- **RECORDS FOR THE TASK**:
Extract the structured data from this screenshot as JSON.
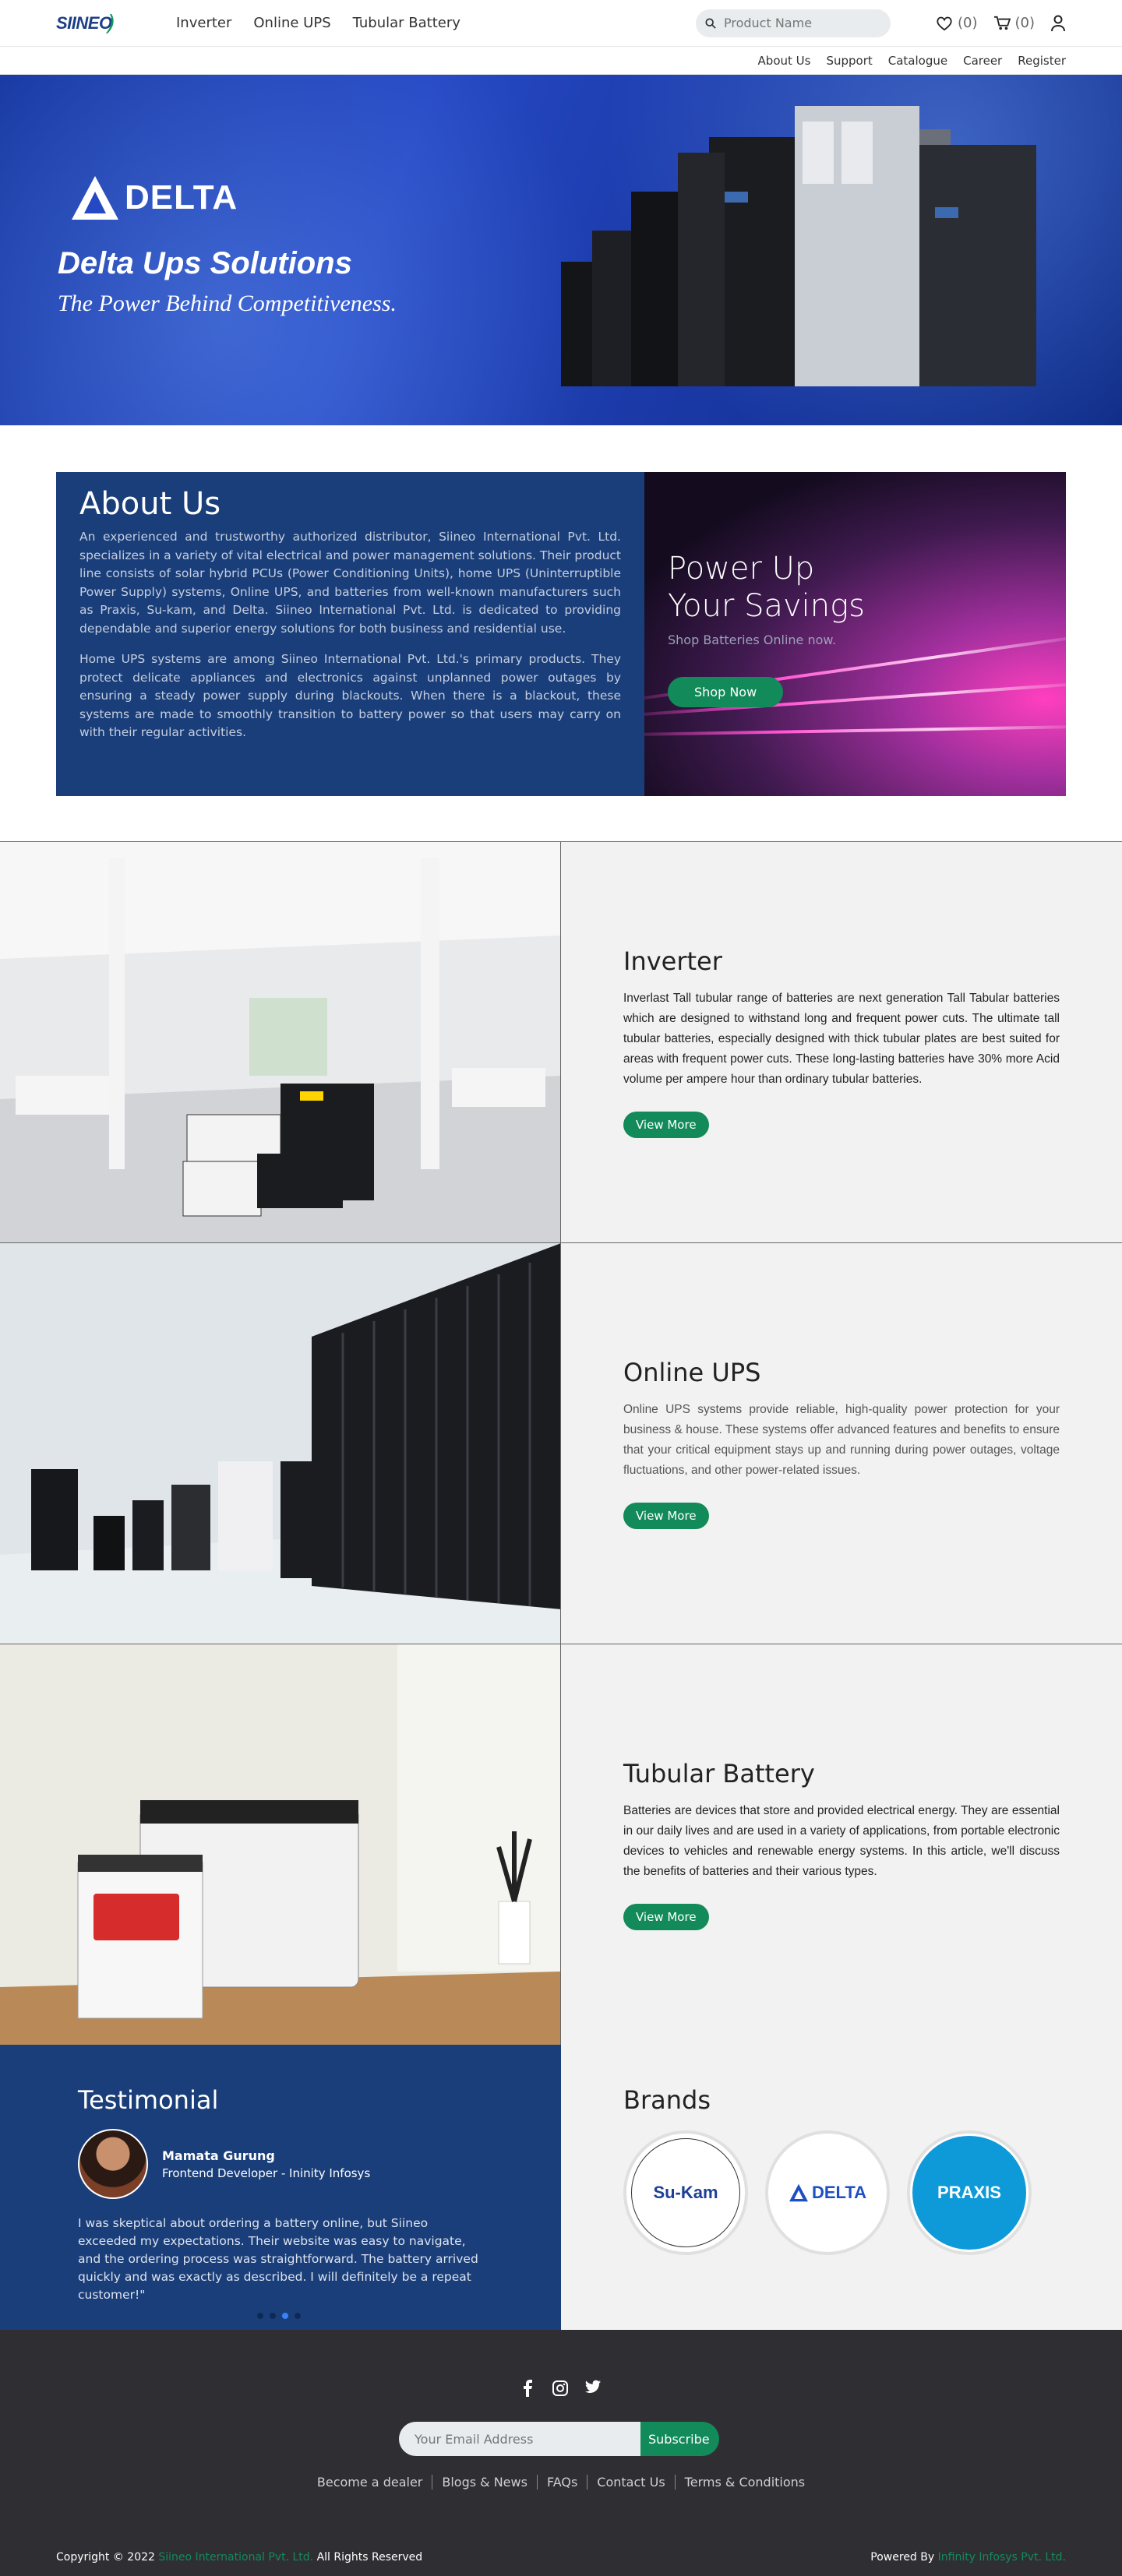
{
  "header": {
    "logo_text": "SIINEO",
    "nav": [
      "Inverter",
      "Online UPS",
      "Tubular Battery"
    ],
    "search_placeholder": "Product Name",
    "wishlist_count": "(0)",
    "cart_count": "(0)"
  },
  "subnav": [
    "About Us",
    "Support",
    "Catalogue",
    "Career",
    "Register"
  ],
  "hero": {
    "brand": "DELTA",
    "title": "Delta Ups Solutions",
    "tagline": "The Power Behind Competitiveness."
  },
  "about": {
    "title": "About Us",
    "paragraphs": [
      "An experienced and trustworthy authorized distributor, Siineo International Pvt. Ltd. specializes in a variety of vital electrical and power management solutions. Their product line consists of solar hybrid PCUs (Power Conditioning Units), home UPS (Uninterruptible Power Supply) systems, Online UPS, and batteries from well-known manufacturers such as Praxis, Su-kam, and Delta. Siineo International Pvt. Ltd. is dedicated to providing dependable and superior energy solutions for both business and residential use.",
      "Home UPS systems are among Siineo International Pvt. Ltd.'s primary products. They protect delicate appliances and electronics against unplanned power outages by ensuring a  steady power supply during blackouts. When there is a blackout, these systems are made to smoothly transition to battery power so that users may carry on with their regular activities."
    ],
    "promo_line1": "Power Up",
    "promo_line2": "Your Savings",
    "promo_sub": "Shop Batteries Online now.",
    "promo_button": "Shop Now"
  },
  "products": [
    {
      "title": "Inverter",
      "text": "Inverlast Tall tubular range of batteries are next generation Tall Tabular batteries which are designed to withstand long and frequent power cuts. The ultimate tall tubular batteries, especially designed with thick tubular plates are best suited for areas with frequent power cuts. These long-lasting batteries have 30% more Acid volume per ampere hour than ordinary tubular batteries.",
      "button": "View More"
    },
    {
      "title": "Online UPS",
      "text": "Online UPS systems provide reliable, high-quality power protection for your business & house. These systems offer advanced features and benefits to ensure that your critical equipment stays up and running during power outages, voltage fluctuations, and other power-related issues.",
      "button": "View More"
    },
    {
      "title": "Tubular Battery",
      "text": "Batteries are devices that store and provided electrical energy. They are essential in our daily lives and are used in a variety of applications, from portable electronic devices to vehicles and renewable energy systems. In this article, we'll discuss the benefits of batteries and their various types.",
      "button": "View More"
    }
  ],
  "testimonial": {
    "title": "Testimonial",
    "name": "Mamata Gurung",
    "role": "Frontend Developer - Ininity Infosys",
    "quote": "I was skeptical about ordering a battery online, but Siineo exceeded my expectations. Their website was easy to navigate, and the ordering process was straightforward. The battery arrived quickly and was exactly as described. I will definitely be a repeat customer!\""
  },
  "brands": {
    "title": "Brands",
    "items": [
      "Su-Kam",
      "DELTA",
      "PRAXIS"
    ]
  },
  "footer": {
    "email_placeholder": "Your Email Address",
    "subscribe": "Subscribe",
    "links": [
      "Become a dealer",
      "Blogs & News",
      "FAQs",
      "Contact Us",
      "Terms & Conditions"
    ],
    "copyright_prefix": "Copyright © 2022",
    "company": "Siineo International Pvt. Ltd.",
    "rights": "All Rights Reserved",
    "powered_prefix": "Powered By",
    "powered_company": "Infinity Infosys Pvt. Ltd."
  },
  "colors": {
    "accent_green": "#138a5a",
    "navy": "#1a3e79",
    "footer_bg": "#2f2f33"
  }
}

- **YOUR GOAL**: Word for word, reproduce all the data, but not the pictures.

- **OUTPUT OF THE EXERCISE**:
Extract the structured data from this screenshot as JSON.
{
  "header": {
    "logo_text": "SIINEO",
    "nav": [
      "Inverter",
      "Online UPS",
      "Tubular Battery"
    ],
    "search_placeholder": "Product Name",
    "wishlist_count": "(0)",
    "cart_count": "(0)"
  },
  "subnav": [
    "About Us",
    "Support",
    "Catalogue",
    "Career",
    "Register"
  ],
  "hero": {
    "brand": "DELTA",
    "title": "Delta Ups Solutions",
    "tagline": "The Power Behind Competitiveness."
  },
  "about": {
    "title": "About Us",
    "paragraphs": [
      "An experienced and trustworthy authorized distributor, Siineo International Pvt. Ltd. specializes in a variety of vital electrical and power management solutions. Their product line consists of solar hybrid PCUs (Power Conditioning Units), home UPS (Uninterruptible Power Supply) systems, Online UPS, and batteries from well-known manufacturers such as Praxis, Su-kam, and Delta. Siineo International Pvt. Ltd. is dedicated to providing dependable and superior energy solutions for both business and residential use.",
      "Home UPS systems are among Siineo International Pvt. Ltd.'s primary products. They protect delicate appliances and electronics against unplanned power outages by ensuring a  steady power supply during blackouts. When there is a blackout, these systems are made to smoothly transition to battery power so that users may carry on with their regular activities."
    ],
    "promo_line1": "Power Up",
    "promo_line2": "Your Savings",
    "promo_sub": "Shop Batteries Online now.",
    "promo_button": "Shop Now"
  },
  "products": [
    {
      "title": "Inverter",
      "text": "Inverlast Tall tubular range of batteries are next generation Tall Tabular batteries which are designed to withstand long and frequent power cuts. The ultimate tall tubular batteries, especially designed with thick tubular plates are best suited for areas with frequent power cuts. These long-lasting batteries have 30% more Acid volume per ampere hour than ordinary tubular batteries.",
      "button": "View More"
    },
    {
      "title": "Online UPS",
      "text": "Online UPS systems provide reliable, high-quality power protection for your business & house. These systems offer advanced features and benefits to ensure that your critical equipment stays up and running during power outages, voltage fluctuations, and other power-related issues.",
      "button": "View More"
    },
    {
      "title": "Tubular Battery",
      "text": "Batteries are devices that store and provided electrical energy. They are essential in our daily lives and are used in a variety of applications, from portable electronic devices to vehicles and renewable energy systems. In this article, we'll discuss the benefits of batteries and their various types.",
      "button": "View More"
    }
  ],
  "testimonial": {
    "title": "Testimonial",
    "name": "Mamata Gurung",
    "role": "Frontend Developer - Ininity Infosys",
    "quote": "I was skeptical about ordering a battery online, but Siineo exceeded my expectations. Their website was easy to navigate, and the ordering process was straightforward. The battery arrived quickly and was exactly as described. I will definitely be a repeat customer!\""
  },
  "brands": {
    "title": "Brands",
    "items": [
      "Su-Kam",
      "DELTA",
      "PRAXIS"
    ]
  },
  "footer": {
    "email_placeholder": "Your Email Address",
    "subscribe": "Subscribe",
    "links": [
      "Become a dealer",
      "Blogs & News",
      "FAQs",
      "Contact Us",
      "Terms & Conditions"
    ],
    "copyright_prefix": "Copyright © 2022",
    "company": "Siineo International Pvt. Ltd.",
    "rights": "All Rights Reserved",
    "powered_prefix": "Powered By",
    "powered_company": "Infinity Infosys Pvt. Ltd."
  },
  "colors": {
    "accent_green": "#138a5a",
    "navy": "#1a3e79",
    "footer_bg": "#2f2f33"
  }
}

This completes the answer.